### Source material ###

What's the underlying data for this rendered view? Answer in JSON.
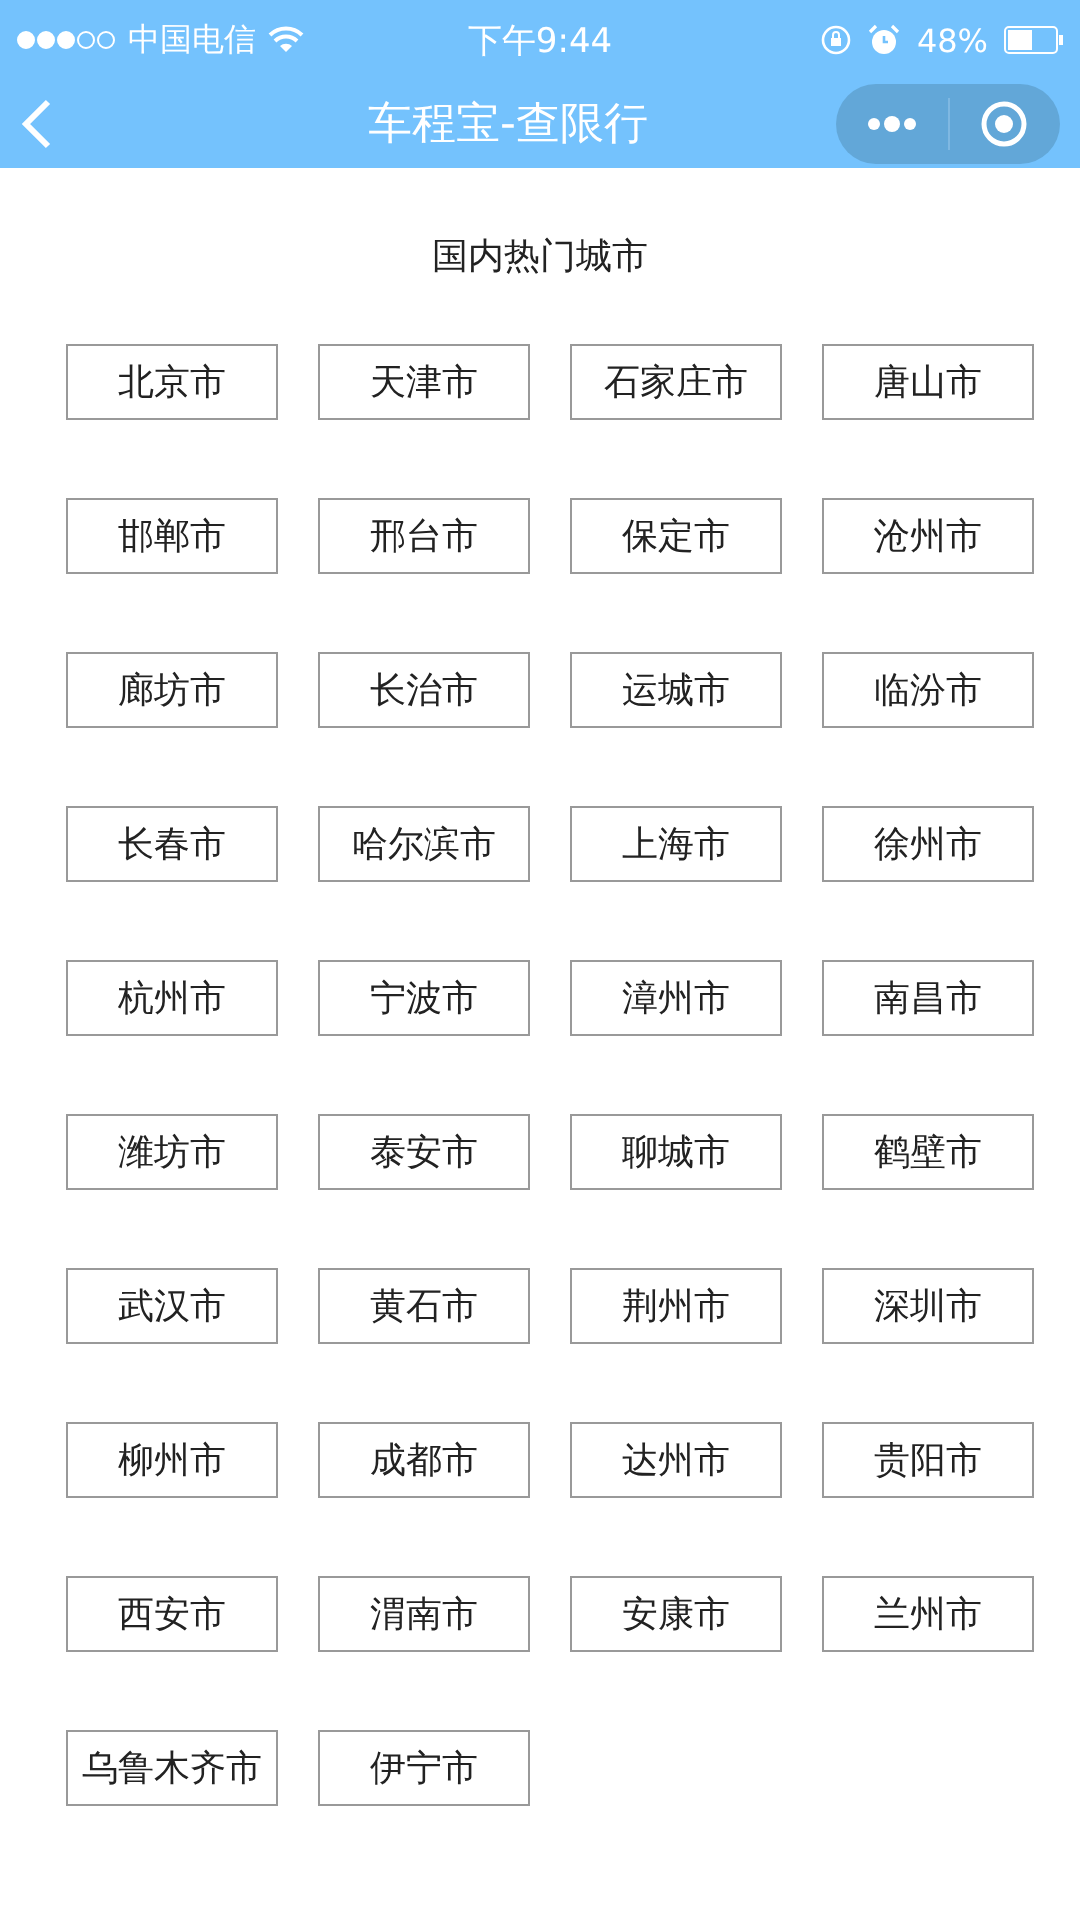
{
  "status_bar": {
    "carrier": "中国电信",
    "time": "下午9:44",
    "battery": "48%"
  },
  "nav_bar": {
    "title": "车程宝-查限行"
  },
  "section": {
    "title": "国内热门城市"
  },
  "cities": [
    "北京市",
    "天津市",
    "石家庄市",
    "唐山市",
    "邯郸市",
    "邢台市",
    "保定市",
    "沧州市",
    "廊坊市",
    "长治市",
    "运城市",
    "临汾市",
    "长春市",
    "哈尔滨市",
    "上海市",
    "徐州市",
    "杭州市",
    "宁波市",
    "漳州市",
    "南昌市",
    "潍坊市",
    "泰安市",
    "聊城市",
    "鹤壁市",
    "武汉市",
    "黄石市",
    "荆州市",
    "深圳市",
    "柳州市",
    "成都市",
    "达州市",
    "贵阳市",
    "西安市",
    "渭南市",
    "安康市",
    "兰州市",
    "乌鲁木齐市",
    "伊宁市"
  ]
}
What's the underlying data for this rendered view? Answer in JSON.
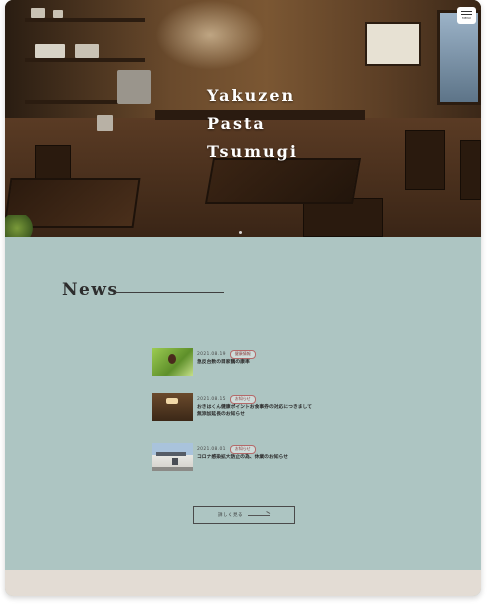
{
  "hero": {
    "title_lines": [
      "Yakuzen",
      "Pasta",
      "Tsumugi"
    ],
    "menu_label": "MENU"
  },
  "news": {
    "heading": "News",
    "items": [
      {
        "date": "2021.08.19",
        "badge": "健康情報",
        "title_lines": [
          "急反台数の目家鶴の康率",
          ""
        ],
        "thumb": "green-leaf"
      },
      {
        "date": "2021.08.15",
        "badge": "お知らせ",
        "title_lines": [
          "おきはくん健康ポイントお食事券の対応につきまして",
          "無添加延長のお知らせ"
        ],
        "thumb": "restaurant-interior"
      },
      {
        "date": "2021.08.01",
        "badge": "お知らせ",
        "title_lines": [
          "コロナ感染拡大防止の為、休業のお知らせ",
          ""
        ],
        "thumb": "building-exterior"
      }
    ],
    "more_label": "詳しく見る"
  },
  "colors": {
    "news_bg": "#adc5c2",
    "footer_bg": "#e3dcd4",
    "badge_color": "#8a3a3a"
  }
}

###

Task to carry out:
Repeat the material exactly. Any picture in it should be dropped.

Your response:
What's the underlying data for this rendered view? Answer in JSON.
{
  "status_bar": {
    "carrier": "中国电信",
    "time": "下午9:44",
    "battery": "48%"
  },
  "nav_bar": {
    "title": "车程宝-查限行"
  },
  "section": {
    "title": "国内热门城市"
  },
  "cities": [
    "北京市",
    "天津市",
    "石家庄市",
    "唐山市",
    "邯郸市",
    "邢台市",
    "保定市",
    "沧州市",
    "廊坊市",
    "长治市",
    "运城市",
    "临汾市",
    "长春市",
    "哈尔滨市",
    "上海市",
    "徐州市",
    "杭州市",
    "宁波市",
    "漳州市",
    "南昌市",
    "潍坊市",
    "泰安市",
    "聊城市",
    "鹤壁市",
    "武汉市",
    "黄石市",
    "荆州市",
    "深圳市",
    "柳州市",
    "成都市",
    "达州市",
    "贵阳市",
    "西安市",
    "渭南市",
    "安康市",
    "兰州市",
    "乌鲁木齐市",
    "伊宁市"
  ]
}
What's the underlying data for this rendered view? Answer in JSON.
{
  "hero": {
    "title_lines": [
      "Yakuzen",
      "Pasta",
      "Tsumugi"
    ],
    "menu_label": "MENU"
  },
  "news": {
    "heading": "News",
    "items": [
      {
        "date": "2021.08.19",
        "badge": "健康情報",
        "title_lines": [
          "急反台数の目家鶴の康率",
          ""
        ],
        "thumb": "green-leaf"
      },
      {
        "date": "2021.08.15",
        "badge": "お知らせ",
        "title_lines": [
          "おきはくん健康ポイントお食事券の対応につきまして",
          "無添加延長のお知らせ"
        ],
        "thumb": "restaurant-interior"
      },
      {
        "date": "2021.08.01",
        "badge": "お知らせ",
        "title_lines": [
          "コロナ感染拡大防止の為、休業のお知らせ",
          ""
        ],
        "thumb": "building-exterior"
      }
    ],
    "more_label": "詳しく見る"
  },
  "colors": {
    "news_bg": "#adc5c2",
    "footer_bg": "#e3dcd4",
    "badge_color": "#8a3a3a"
  }
}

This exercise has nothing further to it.